Eating What Your Food Eats: Misha Volf, Design Studies ’16, Connects The Production and Consumption of Meat
On a recent evening, a cadre of foodies crowded into a residential loft in Bushwick, Brooklyn for a four-course feast. While they were expecting to eat farm-fresh food, they had no idea they would be getting so close to the actual farm. Instead of a table, the diners gathered around a communal feeding trough complete with a mini “pasture” and dined on salt licks, colostrum, hay, and grass.
Farm-to-table experiences are nothing new, especially in Brooklyn. But this one, designed by Misha Volf, Design Studies ’16, and chef Aimee Hunter, is unlike any of its kind. Each course was created using various livestock feedstuffs — a means of bringing consumers closer to the experience of the animals they consume. Or, as Volf told his guests, you “get to know the animals you eat — by eating what they eat.”
Dubbed Fodder, the “educational dining experience” is aimed at getting people to think critically about how meat is produced and consumed, and the once-living animal behind the shrink-wrapped cuts at the supermarket. Each year, the average American eats almost 200 pounds of meat and poultry, a diet that has massive implications for the health of the planet and the well being of humans and livestock. It is a pressing issue that Volf, like many students at The New School’s Parsons School of Design, is confronting through design.

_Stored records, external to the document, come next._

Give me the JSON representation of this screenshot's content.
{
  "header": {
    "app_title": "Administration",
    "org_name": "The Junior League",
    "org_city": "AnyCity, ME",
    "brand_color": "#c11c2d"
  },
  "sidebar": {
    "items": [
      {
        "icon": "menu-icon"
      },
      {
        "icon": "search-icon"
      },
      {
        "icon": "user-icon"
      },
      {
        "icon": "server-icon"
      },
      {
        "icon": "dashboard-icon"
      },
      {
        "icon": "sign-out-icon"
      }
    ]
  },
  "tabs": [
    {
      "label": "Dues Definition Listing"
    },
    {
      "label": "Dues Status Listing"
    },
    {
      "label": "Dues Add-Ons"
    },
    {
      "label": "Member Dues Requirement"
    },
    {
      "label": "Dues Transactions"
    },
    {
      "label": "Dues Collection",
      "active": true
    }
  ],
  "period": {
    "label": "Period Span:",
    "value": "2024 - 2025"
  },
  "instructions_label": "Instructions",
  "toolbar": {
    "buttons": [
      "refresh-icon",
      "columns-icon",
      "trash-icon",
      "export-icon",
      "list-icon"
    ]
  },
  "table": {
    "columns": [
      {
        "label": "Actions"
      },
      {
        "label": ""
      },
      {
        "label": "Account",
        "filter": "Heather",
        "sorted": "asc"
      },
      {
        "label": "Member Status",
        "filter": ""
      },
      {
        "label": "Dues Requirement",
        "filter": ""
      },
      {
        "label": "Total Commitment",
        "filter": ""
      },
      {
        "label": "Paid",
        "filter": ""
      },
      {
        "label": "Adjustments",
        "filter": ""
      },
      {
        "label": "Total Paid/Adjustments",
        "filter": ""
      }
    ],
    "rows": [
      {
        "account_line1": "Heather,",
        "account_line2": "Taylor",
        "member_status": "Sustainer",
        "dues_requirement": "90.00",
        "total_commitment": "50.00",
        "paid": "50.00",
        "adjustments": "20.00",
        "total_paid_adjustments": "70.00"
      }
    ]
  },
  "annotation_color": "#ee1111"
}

“What and how we eat are intimately connected to how our food is made,” according to Fodder’s website. “To participate in this cycle fully, knowing where our food comes from and how it is produced, is essential. This is especially true for meat, since knowing how farm animals are raised leads to better decisions about the health of our bodies and the sustainability of the planet.”
Offering a farm-level view of the diet of an angus beef from young calf to adult steer, the inaugural edition of Fodder comprised four courses, each of which incorporated the animal’s feed to represent the stages of its development. Guests even had to eat like animals, using their hands instead of utensils.
The meal started with an appetizer of rich and flavorful salt lick blocks, representing the mineral source for cows in their third-trimester, followed by the first course, titled “Calf.” This dish, a neat square of leaf-wrapped raw colostrum ricotta, stood for the milk calves drink shortly after birth to boost their immune systems. To evoke the bovine experience, Volf asked the diners to forage for the ricotta in a bed of edible grass resting inside a communal basin.
The next course, entitled “Weaner/Feeder,” was a tempura of hay with a pickled “bailage” corn relish — a dish representing the cow’s winter diet of dried and fermented grasses. Diners were asked to consume the course atop a bed of “dirt” (in actuality, edible fare created by Hunter) to evoke the experience of a cow that has been taken off pasture and brought into the barn for the cold season. The following course, called “Finisher,” was a barley stew “representing the final stage of life of Yahoo, the steer that [would] soon be served,” Volf says.
“It is at this point that ranchers begin to feed their cattle a high-calorie regimen — in the case of Yahoo, a variety of grains — in order to fatten them so that they get to a marketable range,” Volf continues. “To bring an animal to market’ is of course a shorthand for slaughter.”
Finally came the main course — Yahoo himself. Each of the diners was served roasted chuck, along with individual samplings of oxtail, bone marrow, tenderloin tartare, and pickled tongue. Alex Swerdloff, a writer from Vice who attended the dinner, was moved by the spread before him.
“As I was tearing into the juicy, perfectly cooked flesh of Yahoo, I couldn’t help but feel a tinge of regret,” he wrote in his article for Vice. “I’ll gladly eat a double-bacon cheeseburger, but this exercise in eating what Yahoo eats had left me with some serious qualms about being a carnivore for the first time in years.”
Fodder isn’t the first time Volf has used design to address a socio-political issue. Last semester, he participated in a project in which Parsons students worked with the New York Public Library’s Correctional Services Program to design and fabricate four book carts for Rikers Island and the Manhattan Detention Complex. He also joined his Design Studies classmates Estefanía Acosta de la Peña and Laura Sánchez to create an initiative to place modified iconic “You Are Here” stickers on subway maps to point out the missing location of Rikers Island.
While Volf’s résumé highlights an impressive range of socially engaged projects, Fodder represents his most provocative yet. At the start of the meal, diners wondered if they had bitten off more than they could chew. But with each savory, peculiar bite, they grew to appreciate the meal — and its lessons for the ethical production and consumption of meat — more and more.
“With meat, the proposition that food is a real material link between us and the world is intensified, since it connects our bodies to the bodies of others, particularly those of livestock animals,” Volf says. “The cultures of meat consumption and production seemed like a rich topic to explore through the theatrical form of the meal. Meat holds a powerful story, and the meal turns out to be an exciting way to tell it.”